_What the exercise asks:_ Because the lines must stay identical, write out the data without changing anything.

_Extracted data:_

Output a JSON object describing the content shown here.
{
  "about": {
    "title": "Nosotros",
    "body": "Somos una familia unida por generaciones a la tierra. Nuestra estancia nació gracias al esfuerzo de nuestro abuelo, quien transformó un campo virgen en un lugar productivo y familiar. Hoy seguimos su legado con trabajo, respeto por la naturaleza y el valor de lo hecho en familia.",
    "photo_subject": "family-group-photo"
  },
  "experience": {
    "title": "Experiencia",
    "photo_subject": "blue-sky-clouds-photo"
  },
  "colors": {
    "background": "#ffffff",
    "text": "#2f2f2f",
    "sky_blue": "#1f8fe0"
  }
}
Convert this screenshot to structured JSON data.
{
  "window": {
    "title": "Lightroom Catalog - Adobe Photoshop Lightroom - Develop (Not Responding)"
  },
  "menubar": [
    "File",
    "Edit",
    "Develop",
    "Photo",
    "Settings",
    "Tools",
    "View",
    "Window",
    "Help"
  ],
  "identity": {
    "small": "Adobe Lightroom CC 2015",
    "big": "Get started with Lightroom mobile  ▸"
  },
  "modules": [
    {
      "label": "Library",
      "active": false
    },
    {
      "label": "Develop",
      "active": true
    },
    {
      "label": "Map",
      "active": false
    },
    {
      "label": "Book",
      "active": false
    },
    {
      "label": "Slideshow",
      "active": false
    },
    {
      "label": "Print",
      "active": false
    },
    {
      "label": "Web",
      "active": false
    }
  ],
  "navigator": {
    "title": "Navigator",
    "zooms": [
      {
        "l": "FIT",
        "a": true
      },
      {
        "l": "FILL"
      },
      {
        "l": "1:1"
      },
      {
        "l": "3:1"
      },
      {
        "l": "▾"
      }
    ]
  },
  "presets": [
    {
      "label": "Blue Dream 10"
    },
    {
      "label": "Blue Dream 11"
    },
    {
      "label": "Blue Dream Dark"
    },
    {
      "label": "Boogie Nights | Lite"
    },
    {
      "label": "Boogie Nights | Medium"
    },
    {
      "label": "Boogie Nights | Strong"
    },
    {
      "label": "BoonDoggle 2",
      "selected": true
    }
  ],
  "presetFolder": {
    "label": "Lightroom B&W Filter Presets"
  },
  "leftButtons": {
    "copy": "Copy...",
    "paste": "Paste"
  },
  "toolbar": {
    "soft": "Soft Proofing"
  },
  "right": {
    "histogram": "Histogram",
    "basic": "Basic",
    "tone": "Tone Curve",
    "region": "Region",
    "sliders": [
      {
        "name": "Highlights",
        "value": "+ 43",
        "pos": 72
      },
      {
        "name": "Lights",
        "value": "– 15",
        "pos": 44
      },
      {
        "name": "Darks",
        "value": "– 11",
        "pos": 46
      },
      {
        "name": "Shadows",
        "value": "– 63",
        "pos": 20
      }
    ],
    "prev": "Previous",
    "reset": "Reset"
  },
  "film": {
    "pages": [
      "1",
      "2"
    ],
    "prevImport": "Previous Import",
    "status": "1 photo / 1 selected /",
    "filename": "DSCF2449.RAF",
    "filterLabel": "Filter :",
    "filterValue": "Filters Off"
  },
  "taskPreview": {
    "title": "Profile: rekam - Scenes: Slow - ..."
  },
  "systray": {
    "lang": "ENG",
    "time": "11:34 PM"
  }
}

_Exercise response:_
Output a JSON object describing the content shown here.
{
  "about": {
    "title": "Nosotros",
    "body": "Somos una familia unida por generaciones a la tierra. Nuestra estancia nació gracias al esfuerzo de nuestro abuelo, quien transformó un campo virgen en un lugar productivo y familiar. Hoy seguimos su legado con trabajo, respeto por la naturaleza y el valor de lo hecho en familia.",
    "photo_subject": "family-group-photo"
  },
  "experience": {
    "title": "Experiencia",
    "photo_subject": "blue-sky-clouds-photo"
  },
  "colors": {
    "background": "#ffffff",
    "text": "#2f2f2f",
    "sky_blue": "#1f8fe0"
  }
}
Convert this screenshot to structured JSON data.
{
  "window": {
    "title": "Lightroom Catalog - Adobe Photoshop Lightroom - Develop (Not Responding)"
  },
  "menubar": [
    "File",
    "Edit",
    "Develop",
    "Photo",
    "Settings",
    "Tools",
    "View",
    "Window",
    "Help"
  ],
  "identity": {
    "small": "Adobe Lightroom CC 2015",
    "big": "Get started with Lightroom mobile  ▸"
  },
  "modules": [
    {
      "label": "Library",
      "active": false
    },
    {
      "label": "Develop",
      "active": true
    },
    {
      "label": "Map",
      "active": false
    },
    {
      "label": "Book",
      "active": false
    },
    {
      "label": "Slideshow",
      "active": false
    },
    {
      "label": "Print",
      "active": false
    },
    {
      "label": "Web",
      "active": false
    }
  ],
  "navigator": {
    "title": "Navigator",
    "zooms": [
      {
        "l": "FIT",
        "a": true
      },
      {
        "l": "FILL"
      },
      {
        "l": "1:1"
      },
      {
        "l": "3:1"
      },
      {
        "l": "▾"
      }
    ]
  },
  "presets": [
    {
      "label": "Blue Dream 10"
    },
    {
      "label": "Blue Dream 11"
    },
    {
      "label": "Blue Dream Dark"
    },
    {
      "label": "Boogie Nights | Lite"
    },
    {
      "label": "Boogie Nights | Medium"
    },
    {
      "label": "Boogie Nights | Strong"
    },
    {
      "label": "BoonDoggle 2",
      "selected": true
    }
  ],
  "presetFolder": {
    "label": "Lightroom B&W Filter Presets"
  },
  "leftButtons": {
    "copy": "Copy...",
    "paste": "Paste"
  },
  "toolbar": {
    "soft": "Soft Proofing"
  },
  "right": {
    "histogram": "Histogram",
    "basic": "Basic",
    "tone": "Tone Curve",
    "region": "Region",
    "sliders": [
      {
        "name": "Highlights",
        "value": "+ 43",
        "pos": 72
      },
      {
        "name": "Lights",
        "value": "– 15",
        "pos": 44
      },
      {
        "name": "Darks",
        "value": "– 11",
        "pos": 46
      },
      {
        "name": "Shadows",
        "value": "– 63",
        "pos": 20
      }
    ],
    "prev": "Previous",
    "reset": "Reset"
  },
  "film": {
    "pages": [
      "1",
      "2"
    ],
    "prevImport": "Previous Import",
    "status": "1 photo / 1 selected /",
    "filename": "DSCF2449.RAF",
    "filterLabel": "Filter :",
    "filterValue": "Filters Off"
  },
  "taskPreview": {
    "title": "Profile: rekam - Scenes: Slow - ..."
  },
  "systray": {
    "lang": "ENG",
    "time": "11:34 PM"
  }
}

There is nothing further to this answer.